In an early post I wrote that the film Avatar highlights the differences between the heroic and immature ego. Avatar’s hero, Corporal Jake Sully, succeeds because of his bravery, receptivity to Princess Neytiri and her culture, and willingness to heed his wise and truth-pursuing mentor, Dr. Grace Augustine. His adversary, the obsessive and soulless Colonel Miles Quaritch (there’s an interesting similarity between his name and Colonel Mohamar Qaddafi don’t you think?), fails because of his resistance to the Na’vi and their spiritual leader, Queen Mo’at, and his determination to destroy whatever threatens his power.
Quaritch and Qaddafi exemplify the Old King/Warrior ego. This is the part of us which attains power and success with two primary strategies: first, by believing we are the supreme authority of the psyche and the world around us; and second, by rejecting otherness, which in Jungian psychology is associated with the feminine unconscious. As long as we function in this mode, sharing our power and trusting the wisdom of forces we consider inferior is unthinkable.
This way of thinking gave rise to, and still supports, patriarchal cultures with their hierarchies of authority. The old ego believes that climbing to the top to become a colonel or king will immunize it from the suffering, victimization and failure experienced by all that is below. Thus, being forced to surrender to the corporals of the world feels like a mortal, humiliating blow administered by a cruel enemy. Likewise, for many people including Job and Jung, an experience of God — the ultimate Other above everything — as a force with far more power than our puny ego is, in Jung’s words, an “unvarnished spectacle of divine savagery and ruthlessness” that produces shattering emotion.
I imagine Colonel Qaddafi might be feeling some uncomfortable emotions himself about now as he faces growing rebellion in Libya. Perhaps in the secret places of his soul he’s even questioning his God-image. After all, if he who did everything right (from the perspective of his ego) can be threatened by the loss of control of his country, what has his life been all about? This is exactly how every ego feels when confronted with the divine power of repressed otherness. Losing control feels like a violation. Like utter unfairness. Like death, the ultimate feminine mystery.
In Hinduism this mystery is symbolized by the aspect of the Great Mother known as Kali, the Mistress of the Dead who reminds us that when new healing is required, the old ways must change or die. Her natural cycles of birth/death/rebirth terrify the Old King/Warrior/Ego who wants to escape the darker demands of growing up: things like aging, becoming vulnerable in relationships, and losing power, money, status, loved ones, health. So he deludes himself into believing that controlling or destroying otherness proves his omnipotence and protects him from the Great Mother’s power. It doesn’t. The Old King/Ego aided the survival of our species. But the rules have changed. Now he is a dinosaur whose dominator mind-set is rapidly becoming extinct.

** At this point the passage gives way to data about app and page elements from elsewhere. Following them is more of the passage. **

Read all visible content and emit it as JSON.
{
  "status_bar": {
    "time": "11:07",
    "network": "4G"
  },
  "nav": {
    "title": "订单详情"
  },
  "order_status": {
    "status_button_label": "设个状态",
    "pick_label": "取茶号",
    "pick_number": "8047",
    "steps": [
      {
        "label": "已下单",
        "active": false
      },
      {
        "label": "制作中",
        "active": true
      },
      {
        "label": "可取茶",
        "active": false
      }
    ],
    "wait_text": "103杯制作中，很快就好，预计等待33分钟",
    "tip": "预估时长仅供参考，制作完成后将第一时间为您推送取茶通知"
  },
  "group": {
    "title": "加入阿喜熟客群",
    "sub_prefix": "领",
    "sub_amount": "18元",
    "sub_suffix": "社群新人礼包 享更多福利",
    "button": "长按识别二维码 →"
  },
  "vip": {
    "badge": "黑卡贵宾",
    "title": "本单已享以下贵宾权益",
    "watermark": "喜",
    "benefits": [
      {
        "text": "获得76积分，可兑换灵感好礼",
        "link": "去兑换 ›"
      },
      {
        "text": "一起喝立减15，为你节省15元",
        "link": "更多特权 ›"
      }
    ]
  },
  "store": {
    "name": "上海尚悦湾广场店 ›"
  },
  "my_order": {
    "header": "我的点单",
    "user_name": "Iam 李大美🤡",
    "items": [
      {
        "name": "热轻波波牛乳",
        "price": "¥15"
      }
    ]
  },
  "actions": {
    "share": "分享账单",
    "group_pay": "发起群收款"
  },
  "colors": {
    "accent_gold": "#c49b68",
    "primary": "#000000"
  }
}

Einstein said: “We can’t solve problems by using the same kind of thinking we used when we created them.” Dying to the old ways and birthing a stronger and wiser ego is the great work to which each of us is called today. Will we, like Corporal Sully, attain our heroic destiny by embracing otherness in ourselves and the world, or will we, like Colonel Quaritch and Colonel Qaddafi, ultimately fail?